The playwright Andrea Dunbar – best known for Rita, Sue and Bob Too, the basis for the 1987 film – died in 1990, aged 29, of a brain haemorrhage in her favourite Bradford pub, the Beacon. Black Teeth and a Brilliant Smile, adapted by Lisa Holdsworth from Adelle Stripe’s bittersweet 2017 novel, drops us straight into her final moments, just before her potential was cut short.
Kash Arshad’s staging is appropriately poignant. The play, made up of flashbacks to events in Dunbar’s life, is set within a generic version of the Beacon. In this way, Arshad brings everything that occurs back to yet another drink. It’s a neat device that shows the destructive cycle in which Dunbar found herself trapped, and demonstrates how her world was limited by poverty and social oppression. Hannah Sibai’s set design, accentuated by Keilidh Whyte’s lighting, is so detailed and realistic that it may take a minute to locate the pub theatre’s real bar.
The play dispenses almost entirely with the male characters, honing in on the things that were most meaningful in Dunbar’s life. Emily Spowage’s portrayal of the adult Dunbar is uncannily accurate. And, as she also plays the various men that Dunbar encounters, she’s able to show how she viewed them, from her violent ex-partner to a camp send-up of Royal Court artistic director Max Stafford-Clark.
The rest of the all-female cast works hard across roles. There are strong performances from Lucy Hird, as the young Dunbar, and Claire-Marie Seddon, as her pal Eileen, played across ages with a wicked laugh.
With so much to pack into 90 minutes, some aspects of her story lack the room they need to breathe. The play would actually benefit from being longer; the action is too concertinaed and this ultimately reduces its impact.
Dunbar’s first-hand experience of life on Bradford’s deprived Buttershaw estate, one of her inspirations as a writer, was fetishised by the press.

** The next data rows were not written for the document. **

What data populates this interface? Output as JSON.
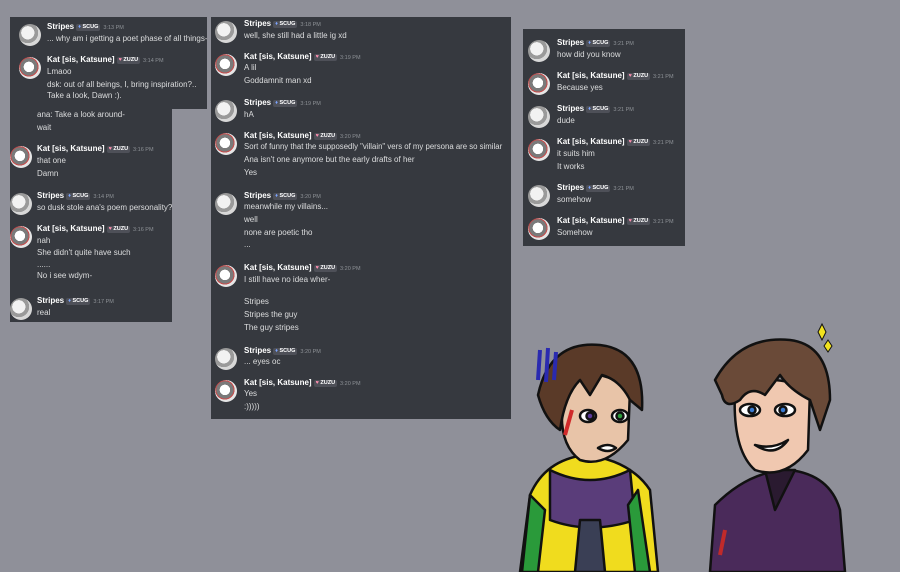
{
  "panel1": {
    "messages": [
      {
        "author": "Stripes",
        "tag": "SCUG",
        "time": "3:13 PM",
        "lines": [
          "... why am i getting a poet phase of all things-"
        ]
      },
      {
        "author": "Kat [sis, Katsune]",
        "tag": "ZUZU",
        "time": "3:14 PM",
        "lines": [
          "Lmaoo",
          "dsk: out of all beings, I, bring inspiration?..",
          "Take a look, Dawn :)."
        ]
      }
    ]
  },
  "panel2": {
    "lines_top": [
      "ana: Take a look around-",
      "wait"
    ],
    "messages": [
      {
        "author": "Kat [sis, Katsune]",
        "tag": "ZUZU",
        "time": "3:16 PM",
        "lines": [
          "that one",
          "Damn"
        ]
      },
      {
        "author": "Stripes",
        "tag": "SCUG",
        "time": "3:14 PM",
        "lines": [
          "so dusk stole ana's poem personality?"
        ]
      },
      {
        "author": "Kat [sis, Katsune]",
        "tag": "ZUZU",
        "time": "3:16 PM",
        "lines": [
          "nah",
          "She didn't quite have such",
          "......",
          "No i see wdym-"
        ]
      },
      {
        "author": "Stripes",
        "tag": "SCUG",
        "time": "3:17 PM",
        "lines": [
          "real"
        ]
      }
    ]
  },
  "panel3": {
    "messages": [
      {
        "author": "Stripes",
        "tag": "SCUG",
        "time": "3:18 PM",
        "lines": [
          "well, she still had a little ig xd"
        ]
      },
      {
        "author": "Kat [sis, Katsune]",
        "tag": "ZUZU",
        "time": "3:19 PM",
        "lines": [
          "A lil",
          "Goddamnit man xd"
        ]
      },
      {
        "author": "Stripes",
        "tag": "SCUG",
        "time": "3:19 PM",
        "lines": [
          "hA"
        ]
      },
      {
        "author": "Kat [sis, Katsune]",
        "tag": "ZUZU",
        "time": "3:20 PM",
        "lines": [
          "Sort of funny that the supposedly \"villain\" vers of my persona are so similar",
          "Ana isn't one anymore but the early drafts of her",
          "Yes"
        ]
      },
      {
        "author": "Stripes",
        "tag": "SCUG",
        "time": "3:20 PM",
        "lines": [
          "meanwhile my villains...",
          "well",
          "none are poetic tho",
          "..."
        ]
      },
      {
        "author": "Kat [sis, Katsune]",
        "tag": "ZUZU",
        "time": "3:20 PM",
        "lines": [
          "I still have no idea wher-",
          "",
          "Stripes",
          "Stripes the guy",
          "The guy stripes"
        ]
      },
      {
        "author": "Stripes",
        "tag": "SCUG",
        "time": "3:20 PM",
        "lines": [
          "... eyes oc"
        ]
      },
      {
        "author": "Kat [sis, Katsune]",
        "tag": "ZUZU",
        "time": "3:20 PM",
        "lines": [
          "Yes",
          ":)))))"
        ]
      }
    ]
  },
  "panel4": {
    "messages": [
      {
        "author": "Stripes",
        "tag": "SCUG",
        "time": "3:21 PM",
        "lines": [
          "how did you know"
        ]
      },
      {
        "author": "Kat [sis, Katsune]",
        "tag": "ZUZU",
        "time": "3:21 PM",
        "lines": [
          "Because yes"
        ]
      },
      {
        "author": "Stripes",
        "tag": "SCUG",
        "time": "3:21 PM",
        "lines": [
          "dude"
        ]
      },
      {
        "author": "Kat [sis, Katsune]",
        "tag": "ZUZU",
        "time": "3:21 PM",
        "lines": [
          "it suits him",
          "It works"
        ]
      },
      {
        "author": "Stripes",
        "tag": "SCUG",
        "time": "3:21 PM",
        "lines": [
          "somehow"
        ]
      },
      {
        "author": "Kat [sis, Katsune]",
        "tag": "ZUZU",
        "time": "3:21 PM",
        "lines": [
          "Somehow"
        ]
      }
    ]
  },
  "colors": {
    "page_bg": "#8f9099",
    "panel_bg": "#36393f",
    "text": "#dcddde",
    "name": "#ffffff",
    "time": "#8e9297"
  },
  "icons": {
    "scug_tag": "drop-icon",
    "zuzu_tag": "heart-icon"
  }
}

She was described as “a genius straight from the slums”, as if it was beyond the realms of the imagination that a single mum of three in Thatcher’s Britain could write anything good enough for the Royal Court stage.
Dunbar’s surviving children have criticised the play as being comparably “salacious” in its picking over of her difficult life. Yet, Dunbar does not emerge from Stripe’s fictionalisation as a victim, but as a clever, unhappy woman who deserved better.
The play is a relevant and emotive caution against the one-size-fits-all approach of the privileged theatre industry. Despite Dunbar being hailed as the autodidact working-class genius of a generation, only one of her three plays remain in print – suggesting that many of the obstacles she faced are yet to be overcome.